DATA EXTRACTS

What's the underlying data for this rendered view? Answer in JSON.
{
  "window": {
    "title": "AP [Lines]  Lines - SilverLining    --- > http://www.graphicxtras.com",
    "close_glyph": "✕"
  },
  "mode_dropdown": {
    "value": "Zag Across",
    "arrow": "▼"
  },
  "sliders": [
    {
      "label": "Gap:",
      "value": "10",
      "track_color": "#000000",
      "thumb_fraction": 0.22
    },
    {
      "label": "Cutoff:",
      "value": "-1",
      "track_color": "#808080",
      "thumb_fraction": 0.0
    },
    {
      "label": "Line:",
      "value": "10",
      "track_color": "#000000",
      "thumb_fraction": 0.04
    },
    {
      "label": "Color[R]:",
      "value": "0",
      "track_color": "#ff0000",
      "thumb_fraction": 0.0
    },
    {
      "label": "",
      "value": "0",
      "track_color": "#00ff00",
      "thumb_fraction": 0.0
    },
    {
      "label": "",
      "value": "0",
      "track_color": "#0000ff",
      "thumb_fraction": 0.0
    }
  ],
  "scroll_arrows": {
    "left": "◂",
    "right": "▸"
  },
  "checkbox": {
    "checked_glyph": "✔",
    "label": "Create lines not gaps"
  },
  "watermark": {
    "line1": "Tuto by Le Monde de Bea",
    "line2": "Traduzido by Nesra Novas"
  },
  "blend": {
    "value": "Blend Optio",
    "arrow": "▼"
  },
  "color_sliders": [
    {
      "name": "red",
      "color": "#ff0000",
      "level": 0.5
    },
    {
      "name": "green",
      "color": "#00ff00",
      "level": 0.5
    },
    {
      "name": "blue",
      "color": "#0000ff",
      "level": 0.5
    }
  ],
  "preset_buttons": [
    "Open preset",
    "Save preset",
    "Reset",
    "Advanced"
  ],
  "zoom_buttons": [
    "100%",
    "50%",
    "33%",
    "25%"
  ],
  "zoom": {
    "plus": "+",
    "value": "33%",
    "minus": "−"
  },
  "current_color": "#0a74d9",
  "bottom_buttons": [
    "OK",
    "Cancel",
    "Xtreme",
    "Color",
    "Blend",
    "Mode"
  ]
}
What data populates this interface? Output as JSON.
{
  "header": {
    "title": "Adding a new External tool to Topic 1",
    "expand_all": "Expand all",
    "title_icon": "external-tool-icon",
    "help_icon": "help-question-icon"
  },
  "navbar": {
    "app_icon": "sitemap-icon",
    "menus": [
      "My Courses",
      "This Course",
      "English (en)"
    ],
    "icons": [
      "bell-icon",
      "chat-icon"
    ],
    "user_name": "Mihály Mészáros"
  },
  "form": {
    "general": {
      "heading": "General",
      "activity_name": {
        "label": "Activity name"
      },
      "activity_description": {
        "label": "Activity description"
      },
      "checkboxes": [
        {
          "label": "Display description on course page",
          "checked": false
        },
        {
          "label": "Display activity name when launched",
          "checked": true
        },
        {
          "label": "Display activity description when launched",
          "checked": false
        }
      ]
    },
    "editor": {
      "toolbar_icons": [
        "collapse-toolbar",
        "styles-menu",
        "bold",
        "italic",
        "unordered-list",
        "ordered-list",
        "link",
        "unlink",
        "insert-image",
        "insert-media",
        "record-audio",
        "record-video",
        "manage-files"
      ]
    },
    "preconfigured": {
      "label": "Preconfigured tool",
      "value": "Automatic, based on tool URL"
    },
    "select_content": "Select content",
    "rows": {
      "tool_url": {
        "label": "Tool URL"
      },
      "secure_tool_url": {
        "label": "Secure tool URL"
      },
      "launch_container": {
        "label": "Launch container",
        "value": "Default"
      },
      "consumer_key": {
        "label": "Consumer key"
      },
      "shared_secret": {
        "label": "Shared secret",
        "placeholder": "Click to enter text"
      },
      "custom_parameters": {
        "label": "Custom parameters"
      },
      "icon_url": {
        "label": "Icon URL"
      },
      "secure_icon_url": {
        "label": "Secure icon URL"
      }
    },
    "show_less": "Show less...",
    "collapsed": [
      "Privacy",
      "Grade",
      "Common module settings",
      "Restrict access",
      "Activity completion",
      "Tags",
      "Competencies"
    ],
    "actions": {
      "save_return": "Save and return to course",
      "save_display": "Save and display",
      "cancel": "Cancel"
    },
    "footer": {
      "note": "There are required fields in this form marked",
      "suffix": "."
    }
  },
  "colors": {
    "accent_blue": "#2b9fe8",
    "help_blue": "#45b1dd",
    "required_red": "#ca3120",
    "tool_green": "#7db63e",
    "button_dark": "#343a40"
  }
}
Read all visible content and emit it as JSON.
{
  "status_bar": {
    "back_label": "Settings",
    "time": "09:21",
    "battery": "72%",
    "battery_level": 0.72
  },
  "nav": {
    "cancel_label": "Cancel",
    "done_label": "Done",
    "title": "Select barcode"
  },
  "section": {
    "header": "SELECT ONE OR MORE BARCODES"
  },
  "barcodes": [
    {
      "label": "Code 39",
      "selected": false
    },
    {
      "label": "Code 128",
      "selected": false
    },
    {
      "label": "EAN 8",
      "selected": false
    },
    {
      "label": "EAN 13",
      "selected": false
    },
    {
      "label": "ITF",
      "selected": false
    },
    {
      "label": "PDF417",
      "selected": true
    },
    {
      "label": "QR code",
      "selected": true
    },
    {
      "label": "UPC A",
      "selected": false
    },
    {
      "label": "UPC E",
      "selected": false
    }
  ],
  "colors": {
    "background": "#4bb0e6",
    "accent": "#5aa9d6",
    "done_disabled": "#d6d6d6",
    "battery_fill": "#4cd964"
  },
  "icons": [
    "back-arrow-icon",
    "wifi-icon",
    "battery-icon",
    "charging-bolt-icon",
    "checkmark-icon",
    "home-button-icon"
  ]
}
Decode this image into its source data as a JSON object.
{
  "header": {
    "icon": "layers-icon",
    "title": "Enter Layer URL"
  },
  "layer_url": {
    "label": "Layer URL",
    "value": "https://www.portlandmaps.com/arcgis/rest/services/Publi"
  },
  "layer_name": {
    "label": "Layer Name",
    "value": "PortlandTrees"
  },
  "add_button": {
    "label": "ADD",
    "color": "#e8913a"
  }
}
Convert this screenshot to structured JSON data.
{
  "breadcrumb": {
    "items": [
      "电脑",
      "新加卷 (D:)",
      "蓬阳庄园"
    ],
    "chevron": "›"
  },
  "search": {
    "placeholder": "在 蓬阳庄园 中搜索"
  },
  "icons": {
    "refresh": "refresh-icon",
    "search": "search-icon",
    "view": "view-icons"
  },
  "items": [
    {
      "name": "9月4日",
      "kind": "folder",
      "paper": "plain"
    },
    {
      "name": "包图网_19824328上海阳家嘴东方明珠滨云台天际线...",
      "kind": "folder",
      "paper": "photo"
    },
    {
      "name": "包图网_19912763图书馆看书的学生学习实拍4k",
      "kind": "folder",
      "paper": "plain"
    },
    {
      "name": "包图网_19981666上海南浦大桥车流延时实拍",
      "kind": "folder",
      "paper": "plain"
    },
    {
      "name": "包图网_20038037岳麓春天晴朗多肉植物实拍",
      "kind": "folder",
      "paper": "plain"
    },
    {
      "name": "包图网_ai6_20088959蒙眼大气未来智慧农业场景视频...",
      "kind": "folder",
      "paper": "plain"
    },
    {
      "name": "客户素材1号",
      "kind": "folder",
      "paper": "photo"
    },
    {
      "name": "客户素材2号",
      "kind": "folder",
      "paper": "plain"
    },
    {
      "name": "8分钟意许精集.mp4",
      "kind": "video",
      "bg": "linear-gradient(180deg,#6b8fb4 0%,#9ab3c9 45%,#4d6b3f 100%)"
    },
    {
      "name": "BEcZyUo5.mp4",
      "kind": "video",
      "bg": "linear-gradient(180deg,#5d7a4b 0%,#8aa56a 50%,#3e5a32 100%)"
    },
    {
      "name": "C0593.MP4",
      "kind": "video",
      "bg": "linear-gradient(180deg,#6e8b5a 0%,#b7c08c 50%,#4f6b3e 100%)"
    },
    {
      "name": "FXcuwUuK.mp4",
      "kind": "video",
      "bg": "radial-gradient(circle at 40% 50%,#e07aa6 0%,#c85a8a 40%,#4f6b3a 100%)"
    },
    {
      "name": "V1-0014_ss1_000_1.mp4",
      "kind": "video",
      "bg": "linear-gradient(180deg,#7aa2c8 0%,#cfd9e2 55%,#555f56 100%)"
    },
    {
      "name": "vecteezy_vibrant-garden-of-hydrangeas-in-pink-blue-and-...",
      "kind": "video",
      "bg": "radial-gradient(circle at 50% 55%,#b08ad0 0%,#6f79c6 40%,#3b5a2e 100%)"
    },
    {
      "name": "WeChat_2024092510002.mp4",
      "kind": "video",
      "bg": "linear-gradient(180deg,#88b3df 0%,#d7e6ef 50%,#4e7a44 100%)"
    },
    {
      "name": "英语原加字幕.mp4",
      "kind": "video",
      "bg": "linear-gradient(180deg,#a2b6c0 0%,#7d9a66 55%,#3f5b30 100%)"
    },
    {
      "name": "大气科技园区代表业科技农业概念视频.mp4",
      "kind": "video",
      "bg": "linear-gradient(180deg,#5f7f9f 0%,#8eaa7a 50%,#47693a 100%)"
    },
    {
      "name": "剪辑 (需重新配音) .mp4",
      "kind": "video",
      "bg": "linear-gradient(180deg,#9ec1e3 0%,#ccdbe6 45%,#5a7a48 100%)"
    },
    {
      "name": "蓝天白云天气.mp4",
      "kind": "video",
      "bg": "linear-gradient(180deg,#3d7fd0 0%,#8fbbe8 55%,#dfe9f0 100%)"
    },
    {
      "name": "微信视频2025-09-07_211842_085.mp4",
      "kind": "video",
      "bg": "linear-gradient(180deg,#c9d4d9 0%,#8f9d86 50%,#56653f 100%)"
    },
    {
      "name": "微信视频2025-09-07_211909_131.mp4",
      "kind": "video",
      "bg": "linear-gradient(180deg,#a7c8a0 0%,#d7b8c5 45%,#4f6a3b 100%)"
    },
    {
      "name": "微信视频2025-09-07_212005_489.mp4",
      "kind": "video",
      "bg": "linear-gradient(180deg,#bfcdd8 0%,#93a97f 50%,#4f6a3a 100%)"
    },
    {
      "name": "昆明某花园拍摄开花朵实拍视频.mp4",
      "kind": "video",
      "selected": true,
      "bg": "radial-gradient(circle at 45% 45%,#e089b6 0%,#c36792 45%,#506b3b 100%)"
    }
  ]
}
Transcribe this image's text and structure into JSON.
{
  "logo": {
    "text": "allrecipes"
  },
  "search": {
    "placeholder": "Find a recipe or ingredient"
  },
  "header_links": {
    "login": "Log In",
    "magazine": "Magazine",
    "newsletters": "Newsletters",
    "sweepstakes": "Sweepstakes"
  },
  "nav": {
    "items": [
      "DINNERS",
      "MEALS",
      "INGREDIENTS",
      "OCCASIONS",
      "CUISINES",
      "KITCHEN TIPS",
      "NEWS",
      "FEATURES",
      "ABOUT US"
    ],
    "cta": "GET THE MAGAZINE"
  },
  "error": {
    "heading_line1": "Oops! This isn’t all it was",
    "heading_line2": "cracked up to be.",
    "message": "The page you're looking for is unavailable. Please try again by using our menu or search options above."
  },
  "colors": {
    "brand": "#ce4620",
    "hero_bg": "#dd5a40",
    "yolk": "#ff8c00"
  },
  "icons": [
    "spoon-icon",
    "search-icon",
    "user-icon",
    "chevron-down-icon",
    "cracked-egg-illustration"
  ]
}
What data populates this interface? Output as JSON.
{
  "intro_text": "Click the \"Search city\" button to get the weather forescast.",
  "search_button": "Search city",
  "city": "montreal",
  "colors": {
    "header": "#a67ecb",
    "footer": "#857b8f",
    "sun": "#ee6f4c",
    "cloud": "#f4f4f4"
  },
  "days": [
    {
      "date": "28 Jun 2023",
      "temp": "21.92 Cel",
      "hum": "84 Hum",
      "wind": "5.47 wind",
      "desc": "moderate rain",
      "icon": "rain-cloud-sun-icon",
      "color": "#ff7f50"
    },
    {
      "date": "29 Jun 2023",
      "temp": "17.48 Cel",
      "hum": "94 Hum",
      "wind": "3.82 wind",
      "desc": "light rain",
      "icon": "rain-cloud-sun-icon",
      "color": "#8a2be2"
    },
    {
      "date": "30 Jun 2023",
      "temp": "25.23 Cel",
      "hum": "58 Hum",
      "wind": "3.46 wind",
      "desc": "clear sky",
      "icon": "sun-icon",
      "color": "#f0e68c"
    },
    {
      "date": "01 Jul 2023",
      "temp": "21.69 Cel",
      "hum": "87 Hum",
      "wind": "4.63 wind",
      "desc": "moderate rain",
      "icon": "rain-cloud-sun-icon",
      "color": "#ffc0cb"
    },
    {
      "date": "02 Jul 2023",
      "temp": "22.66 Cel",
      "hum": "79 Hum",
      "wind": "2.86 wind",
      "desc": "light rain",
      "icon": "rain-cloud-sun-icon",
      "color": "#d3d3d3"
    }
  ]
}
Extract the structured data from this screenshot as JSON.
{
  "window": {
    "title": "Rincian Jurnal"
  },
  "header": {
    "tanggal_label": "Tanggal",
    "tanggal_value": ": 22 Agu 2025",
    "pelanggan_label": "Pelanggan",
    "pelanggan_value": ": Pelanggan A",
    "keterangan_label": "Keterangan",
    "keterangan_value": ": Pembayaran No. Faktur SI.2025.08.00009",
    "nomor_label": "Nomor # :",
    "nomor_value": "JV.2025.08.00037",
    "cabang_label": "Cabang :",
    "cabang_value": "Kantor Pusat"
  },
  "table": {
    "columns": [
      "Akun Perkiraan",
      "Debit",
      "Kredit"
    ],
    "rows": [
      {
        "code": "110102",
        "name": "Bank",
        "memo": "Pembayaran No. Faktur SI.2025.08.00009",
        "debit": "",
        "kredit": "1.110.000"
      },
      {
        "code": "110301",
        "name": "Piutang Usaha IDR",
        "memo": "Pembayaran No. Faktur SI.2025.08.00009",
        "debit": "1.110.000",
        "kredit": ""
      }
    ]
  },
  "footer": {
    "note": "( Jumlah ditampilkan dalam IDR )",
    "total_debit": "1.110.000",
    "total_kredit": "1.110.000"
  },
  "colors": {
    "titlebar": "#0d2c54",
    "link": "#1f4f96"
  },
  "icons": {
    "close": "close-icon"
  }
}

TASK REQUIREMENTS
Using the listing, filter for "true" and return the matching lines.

TASK ANSWER
          "checked": true
      "selected": true
      "selected": true
      "selected": true,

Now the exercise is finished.